Opulence of the Titanic shown in new exhibition in Milton Keynes shopping centre
It is called '˜Titanic in Photographs', but actually the show currently on display at thecentre:mk's Middleton Hall is much more than that.'¨It's a unique opportunity to view a display of artefacts, personal mementos, and yes, photographs that bring the most famous ship in the world to life once more.
And when you remember that Titanic slipped beneath the waves more than a century ago, that’s no small feat. Much of the magnificence was lost that fateful day in 1912 when an iceberg tragically sent more than 1,500 people to watery graves, and embedded the Titanic and its story into history.
David Scott-Beddard and business partner John White are behind this special show about the most tragic of situations.
“It has all the elements of an incredible story; man’s misguided belief of conquering nature, the biggest ship in the world, the rich and famous onboard for the maiden voyage, the missed ice warnings.
“The fascinating stories of the passengers setting out for a new life, and the unfolding tragedy as the ship slowly sank beneath them,” David said.
White Star Memories, the company behind this world premiere, has no items from the sea bed to show you. Recovered pieces are unable to be sold according to maritime law.
Instead, the opulence of the ship is bought back to life. There are plenty of pieces from its twin sister the Olympic to enjoy, as the feast for the eyes takes you from the ship’s inception to its first – and only – journey.
Huge visuals show the liner in all her glory, magnificent rooms including the Smoking Room, Swimming Pool and Grand Staircase.
Those same pictures are paired with items that bring history to life, with evocative and emotive pieces – from furniture and china, to silverware and the very same chairs used by passengers.
You’ll glance at original Titanic stationery mailed by a passenger to his sweetheart. The writer enclosed a blank sheet of Titanic headed paper as a memento. It was the last time she ever heard from him. Another passenger lost to the sea on April 15, 1912.
A magnificent Olympic 1st Class Lounge Cartel Clock doesn’t just tell the time, but takes you back in time, along with silverware and plaques, china and crystalware, and schedules and tickets.
Once you’ve snaked your way through the display the last thing that grabs your attention is not a photo, nor an artefact.
The Memorial Wall lists every passenger and crew member aboard that fateful night. There are so many names that finding empathy is almost obsolete.

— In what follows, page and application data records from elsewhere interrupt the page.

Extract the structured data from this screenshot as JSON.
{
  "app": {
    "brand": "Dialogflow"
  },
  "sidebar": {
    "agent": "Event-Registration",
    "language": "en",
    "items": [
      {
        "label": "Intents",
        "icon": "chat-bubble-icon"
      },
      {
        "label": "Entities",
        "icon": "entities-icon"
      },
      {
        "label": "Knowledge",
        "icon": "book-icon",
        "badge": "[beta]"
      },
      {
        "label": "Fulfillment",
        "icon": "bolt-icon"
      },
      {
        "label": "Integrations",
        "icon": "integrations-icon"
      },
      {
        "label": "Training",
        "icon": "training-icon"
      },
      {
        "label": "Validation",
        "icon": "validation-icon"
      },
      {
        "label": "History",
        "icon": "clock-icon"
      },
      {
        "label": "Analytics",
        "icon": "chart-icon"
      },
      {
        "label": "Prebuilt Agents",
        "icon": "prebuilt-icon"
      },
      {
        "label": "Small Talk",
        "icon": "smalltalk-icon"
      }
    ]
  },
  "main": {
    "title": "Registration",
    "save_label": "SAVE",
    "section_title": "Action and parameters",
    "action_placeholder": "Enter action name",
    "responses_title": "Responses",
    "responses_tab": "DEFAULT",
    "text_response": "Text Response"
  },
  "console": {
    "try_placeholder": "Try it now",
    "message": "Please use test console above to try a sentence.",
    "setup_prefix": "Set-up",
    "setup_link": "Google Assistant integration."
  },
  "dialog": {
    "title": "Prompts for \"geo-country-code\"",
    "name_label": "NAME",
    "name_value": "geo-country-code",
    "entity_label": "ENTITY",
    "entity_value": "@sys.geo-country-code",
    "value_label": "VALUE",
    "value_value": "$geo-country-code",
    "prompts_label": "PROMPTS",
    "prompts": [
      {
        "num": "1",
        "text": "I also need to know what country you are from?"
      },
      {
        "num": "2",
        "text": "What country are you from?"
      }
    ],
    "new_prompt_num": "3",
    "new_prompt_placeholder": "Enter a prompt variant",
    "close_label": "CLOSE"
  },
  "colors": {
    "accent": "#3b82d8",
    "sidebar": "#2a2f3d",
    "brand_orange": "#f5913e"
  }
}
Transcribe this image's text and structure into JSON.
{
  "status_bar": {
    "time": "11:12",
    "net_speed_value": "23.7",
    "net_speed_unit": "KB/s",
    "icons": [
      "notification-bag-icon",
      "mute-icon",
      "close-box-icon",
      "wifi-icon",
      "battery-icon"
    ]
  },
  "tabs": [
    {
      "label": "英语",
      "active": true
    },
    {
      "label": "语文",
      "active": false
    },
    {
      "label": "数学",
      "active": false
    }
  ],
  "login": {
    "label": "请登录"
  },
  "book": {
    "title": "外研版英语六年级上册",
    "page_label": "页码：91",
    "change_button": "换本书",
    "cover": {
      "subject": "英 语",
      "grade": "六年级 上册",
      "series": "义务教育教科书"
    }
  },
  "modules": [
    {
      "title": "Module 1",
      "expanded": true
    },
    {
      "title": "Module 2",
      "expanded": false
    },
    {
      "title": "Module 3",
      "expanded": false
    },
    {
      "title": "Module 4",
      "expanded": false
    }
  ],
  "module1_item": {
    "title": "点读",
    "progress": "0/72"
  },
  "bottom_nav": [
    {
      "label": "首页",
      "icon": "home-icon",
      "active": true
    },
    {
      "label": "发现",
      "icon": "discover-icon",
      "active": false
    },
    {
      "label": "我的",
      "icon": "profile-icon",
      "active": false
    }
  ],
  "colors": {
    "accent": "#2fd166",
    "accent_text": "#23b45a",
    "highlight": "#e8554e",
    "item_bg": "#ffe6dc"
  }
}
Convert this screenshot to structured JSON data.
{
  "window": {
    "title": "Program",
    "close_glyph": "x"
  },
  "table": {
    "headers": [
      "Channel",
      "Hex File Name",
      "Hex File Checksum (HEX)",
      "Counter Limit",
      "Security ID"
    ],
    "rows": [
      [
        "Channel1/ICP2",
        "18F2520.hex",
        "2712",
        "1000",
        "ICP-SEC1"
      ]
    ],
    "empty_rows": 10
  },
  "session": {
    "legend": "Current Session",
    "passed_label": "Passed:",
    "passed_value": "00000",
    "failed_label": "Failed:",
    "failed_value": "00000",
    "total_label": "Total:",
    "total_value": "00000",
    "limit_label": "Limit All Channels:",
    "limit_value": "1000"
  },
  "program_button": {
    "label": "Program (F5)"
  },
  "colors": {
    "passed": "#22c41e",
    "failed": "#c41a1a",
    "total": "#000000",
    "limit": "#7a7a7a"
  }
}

Until you remember that behind every one of those names was a person with a story, just like the man who wrote home to his sweetheart, but never returned home.
> Titanic in Photographs is based on the book by Daniel Klistorner and Steve Hall,and brought to you by White Star Memories. The show in MK runs until June 11. Admission is free.